GIVEN RECORDS:
================

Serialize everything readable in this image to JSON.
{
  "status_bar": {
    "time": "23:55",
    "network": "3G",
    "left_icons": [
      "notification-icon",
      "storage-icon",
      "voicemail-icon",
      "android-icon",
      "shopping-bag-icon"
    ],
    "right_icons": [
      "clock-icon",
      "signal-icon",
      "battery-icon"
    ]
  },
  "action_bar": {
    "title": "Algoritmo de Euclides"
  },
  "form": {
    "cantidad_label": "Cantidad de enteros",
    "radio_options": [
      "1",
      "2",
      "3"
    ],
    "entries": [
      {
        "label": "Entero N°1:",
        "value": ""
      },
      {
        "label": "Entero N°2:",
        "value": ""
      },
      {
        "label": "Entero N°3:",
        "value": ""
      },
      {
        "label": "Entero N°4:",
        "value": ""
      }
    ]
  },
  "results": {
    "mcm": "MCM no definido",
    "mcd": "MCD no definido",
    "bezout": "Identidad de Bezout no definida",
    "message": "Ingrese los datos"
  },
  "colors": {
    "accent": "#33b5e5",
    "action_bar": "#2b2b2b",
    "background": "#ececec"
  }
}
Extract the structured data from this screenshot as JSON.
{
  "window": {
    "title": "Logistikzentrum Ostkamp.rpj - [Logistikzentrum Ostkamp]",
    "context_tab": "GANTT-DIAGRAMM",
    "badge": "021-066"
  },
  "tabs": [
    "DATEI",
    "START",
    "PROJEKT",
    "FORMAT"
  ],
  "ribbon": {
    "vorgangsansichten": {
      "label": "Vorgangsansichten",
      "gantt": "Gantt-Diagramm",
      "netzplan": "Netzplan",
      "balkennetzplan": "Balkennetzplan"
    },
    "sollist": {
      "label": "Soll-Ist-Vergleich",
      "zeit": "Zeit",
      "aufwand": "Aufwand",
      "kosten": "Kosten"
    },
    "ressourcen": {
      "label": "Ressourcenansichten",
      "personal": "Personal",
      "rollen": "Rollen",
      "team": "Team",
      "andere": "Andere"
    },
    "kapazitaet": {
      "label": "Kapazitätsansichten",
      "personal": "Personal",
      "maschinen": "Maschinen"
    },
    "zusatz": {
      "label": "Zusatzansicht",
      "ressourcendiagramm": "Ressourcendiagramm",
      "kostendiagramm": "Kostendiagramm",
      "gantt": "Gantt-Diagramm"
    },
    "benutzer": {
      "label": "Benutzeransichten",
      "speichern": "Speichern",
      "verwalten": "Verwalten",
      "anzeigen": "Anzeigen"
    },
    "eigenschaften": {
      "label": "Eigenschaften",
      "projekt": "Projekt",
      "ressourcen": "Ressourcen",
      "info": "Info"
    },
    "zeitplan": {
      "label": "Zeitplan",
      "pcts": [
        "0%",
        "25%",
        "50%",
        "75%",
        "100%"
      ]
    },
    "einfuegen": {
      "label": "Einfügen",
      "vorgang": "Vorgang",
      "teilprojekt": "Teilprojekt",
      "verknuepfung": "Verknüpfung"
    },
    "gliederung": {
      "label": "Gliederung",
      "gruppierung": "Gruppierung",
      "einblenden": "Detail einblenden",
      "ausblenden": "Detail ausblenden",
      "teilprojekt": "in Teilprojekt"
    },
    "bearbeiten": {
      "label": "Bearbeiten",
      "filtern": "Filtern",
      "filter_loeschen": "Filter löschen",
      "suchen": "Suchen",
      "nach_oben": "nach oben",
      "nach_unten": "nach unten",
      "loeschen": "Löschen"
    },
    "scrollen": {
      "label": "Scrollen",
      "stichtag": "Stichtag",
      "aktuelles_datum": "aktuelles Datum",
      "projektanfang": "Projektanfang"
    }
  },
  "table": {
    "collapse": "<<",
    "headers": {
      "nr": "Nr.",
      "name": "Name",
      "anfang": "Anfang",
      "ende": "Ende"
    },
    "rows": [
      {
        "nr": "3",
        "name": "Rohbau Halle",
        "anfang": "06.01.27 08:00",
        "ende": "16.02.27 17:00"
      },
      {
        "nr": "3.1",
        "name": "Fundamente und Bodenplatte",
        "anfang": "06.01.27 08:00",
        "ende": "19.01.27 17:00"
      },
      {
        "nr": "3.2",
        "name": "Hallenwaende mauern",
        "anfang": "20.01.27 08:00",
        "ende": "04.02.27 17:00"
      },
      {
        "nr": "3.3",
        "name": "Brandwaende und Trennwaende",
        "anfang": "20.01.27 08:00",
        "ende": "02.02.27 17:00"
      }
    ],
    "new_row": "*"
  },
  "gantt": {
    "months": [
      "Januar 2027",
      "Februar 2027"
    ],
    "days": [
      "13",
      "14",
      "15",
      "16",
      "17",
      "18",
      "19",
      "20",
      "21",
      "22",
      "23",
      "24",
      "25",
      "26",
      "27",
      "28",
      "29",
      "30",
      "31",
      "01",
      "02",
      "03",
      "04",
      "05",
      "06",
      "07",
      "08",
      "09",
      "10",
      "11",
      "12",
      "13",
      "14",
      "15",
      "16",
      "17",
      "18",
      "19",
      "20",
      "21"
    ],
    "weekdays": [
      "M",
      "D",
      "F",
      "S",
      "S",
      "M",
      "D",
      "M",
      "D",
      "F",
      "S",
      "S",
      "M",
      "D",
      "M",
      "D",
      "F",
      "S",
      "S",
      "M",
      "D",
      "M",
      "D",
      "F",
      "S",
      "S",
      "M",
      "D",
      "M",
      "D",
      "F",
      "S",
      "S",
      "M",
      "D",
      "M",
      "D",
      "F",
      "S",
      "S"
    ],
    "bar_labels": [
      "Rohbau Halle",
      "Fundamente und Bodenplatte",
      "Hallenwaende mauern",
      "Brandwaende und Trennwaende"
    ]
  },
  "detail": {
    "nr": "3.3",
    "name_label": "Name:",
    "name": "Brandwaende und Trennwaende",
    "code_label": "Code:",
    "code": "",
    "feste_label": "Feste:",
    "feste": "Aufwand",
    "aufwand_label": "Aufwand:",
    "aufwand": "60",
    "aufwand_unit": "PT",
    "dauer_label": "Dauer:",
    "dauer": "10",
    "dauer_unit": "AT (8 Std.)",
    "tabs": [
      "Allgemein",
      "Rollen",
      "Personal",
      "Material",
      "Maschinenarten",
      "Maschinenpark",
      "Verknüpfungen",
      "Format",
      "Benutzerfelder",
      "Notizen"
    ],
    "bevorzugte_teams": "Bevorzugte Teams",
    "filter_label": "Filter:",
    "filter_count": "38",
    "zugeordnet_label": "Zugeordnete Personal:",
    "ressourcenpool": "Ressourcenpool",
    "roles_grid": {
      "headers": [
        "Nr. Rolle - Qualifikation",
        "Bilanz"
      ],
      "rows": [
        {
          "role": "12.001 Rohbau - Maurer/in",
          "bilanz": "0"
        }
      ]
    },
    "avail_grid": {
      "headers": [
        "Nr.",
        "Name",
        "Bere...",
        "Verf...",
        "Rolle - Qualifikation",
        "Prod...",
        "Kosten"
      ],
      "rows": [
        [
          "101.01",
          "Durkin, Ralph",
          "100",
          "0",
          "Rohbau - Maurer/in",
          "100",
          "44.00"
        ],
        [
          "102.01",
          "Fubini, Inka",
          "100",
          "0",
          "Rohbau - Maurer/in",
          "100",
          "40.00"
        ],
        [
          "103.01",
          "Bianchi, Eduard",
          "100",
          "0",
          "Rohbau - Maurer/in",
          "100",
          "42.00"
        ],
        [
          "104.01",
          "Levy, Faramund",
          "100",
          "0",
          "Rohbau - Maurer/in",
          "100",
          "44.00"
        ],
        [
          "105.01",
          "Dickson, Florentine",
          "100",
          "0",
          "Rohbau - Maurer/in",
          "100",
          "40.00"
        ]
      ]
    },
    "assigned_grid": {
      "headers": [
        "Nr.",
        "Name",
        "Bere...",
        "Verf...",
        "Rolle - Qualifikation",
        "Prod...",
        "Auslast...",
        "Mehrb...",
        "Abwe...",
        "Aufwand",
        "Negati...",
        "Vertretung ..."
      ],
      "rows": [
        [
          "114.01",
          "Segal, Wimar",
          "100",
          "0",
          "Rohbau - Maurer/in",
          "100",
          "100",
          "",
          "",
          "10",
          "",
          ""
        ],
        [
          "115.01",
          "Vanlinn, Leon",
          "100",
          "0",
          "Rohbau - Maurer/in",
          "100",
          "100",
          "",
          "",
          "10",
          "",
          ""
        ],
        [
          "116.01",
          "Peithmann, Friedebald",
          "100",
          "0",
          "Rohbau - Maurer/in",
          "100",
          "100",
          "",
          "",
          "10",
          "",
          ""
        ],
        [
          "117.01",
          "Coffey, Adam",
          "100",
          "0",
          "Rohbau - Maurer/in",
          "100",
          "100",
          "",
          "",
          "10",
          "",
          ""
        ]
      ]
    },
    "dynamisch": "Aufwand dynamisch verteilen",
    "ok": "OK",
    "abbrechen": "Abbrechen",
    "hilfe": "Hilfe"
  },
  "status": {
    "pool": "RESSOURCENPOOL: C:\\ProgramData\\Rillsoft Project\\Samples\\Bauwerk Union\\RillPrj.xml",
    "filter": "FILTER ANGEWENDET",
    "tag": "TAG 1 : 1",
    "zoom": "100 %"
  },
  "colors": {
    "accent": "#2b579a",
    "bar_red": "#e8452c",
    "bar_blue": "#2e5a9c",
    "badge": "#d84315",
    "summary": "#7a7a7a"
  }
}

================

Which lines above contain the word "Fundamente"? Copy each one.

ANSWER SPACE:
        "name": "Fundamente und Bodenplatte",
      "Fundamente und Bodenplatte",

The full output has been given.